    Team: Detroit Lions

    Length: Five years

    Total: $31 million

    Average per year: $6.2 million

    Guaranteed: $10.5 million

    Pro Football Focus gushes about the value of Golden Tate's deal with the Detroit Lions, but we are not as sold. Tate has never been a 1,000-yard receiver or a 10-touchdown guy, but he is getting paid like one.

    Wide receivers with better numbers are out there, and you have to figure the Detroit Lions' pass-happy attack can make a 1,000-yard receiver out of a lot of different players. Sure, Tate can have a huge season as a complement to Calvin Johnson, but so could Hakeem Nicks, James Jones, Emmanuel Sanders and even Julian Edelman.

    You can make a case that those names would have been just as good of a fit in Detroit as Tate, and they could have been had for less than the $6 million per year to took to make this slideshow.
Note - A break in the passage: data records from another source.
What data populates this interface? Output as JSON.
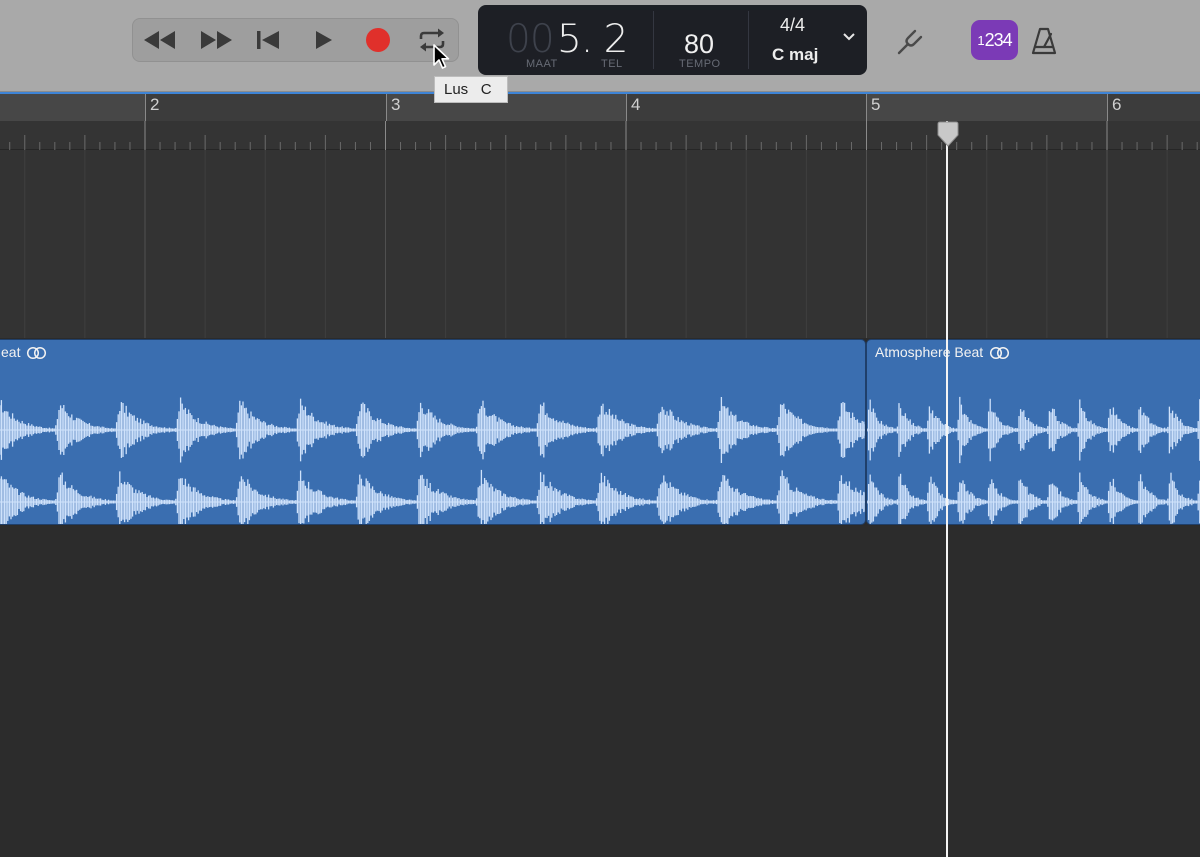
{
  "transport": {
    "rewind_icon": "rewind-icon",
    "forward_icon": "fast-forward-icon",
    "to_start_icon": "go-to-beginning-icon",
    "play_icon": "play-icon",
    "record_icon": "record-icon",
    "loop_icon": "cycle-icon",
    "record_color": "#e0302b"
  },
  "lcd": {
    "position_dim": "00",
    "position": "5. 2",
    "bar_caption": "MAAT",
    "beat_caption": "TEL",
    "tempo": "80",
    "tempo_caption": "TEMPO",
    "signature": "4/4",
    "key": "C maj"
  },
  "tools": {
    "tuner_icon": "tuning-fork-icon",
    "countin_small": "1",
    "countin_big": "234",
    "countin_color": "#7b3ab6",
    "metronome_icon": "metronome-icon"
  },
  "tooltip": {
    "label": "Lus",
    "shortcut": "C"
  },
  "ruler": {
    "bars": [
      "2",
      "3",
      "4",
      "5",
      "6"
    ]
  },
  "regions": [
    {
      "title": "eat",
      "color": "#3a6eb0"
    },
    {
      "title": "Atmosphere Beat",
      "color": "#3a6eb0"
    }
  ]
}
    Verdict: Sell

     

     

    Eric Mack, one of the giants among fantasy writers, was the Fantasy Football Lead Writer for Bleacher Report this past season. He is now an NFL featured writer here. Follow him on Twitter, where you can ask him endless questions about your team, rip him for his content and even challenge him to a head-to-head fantasy game.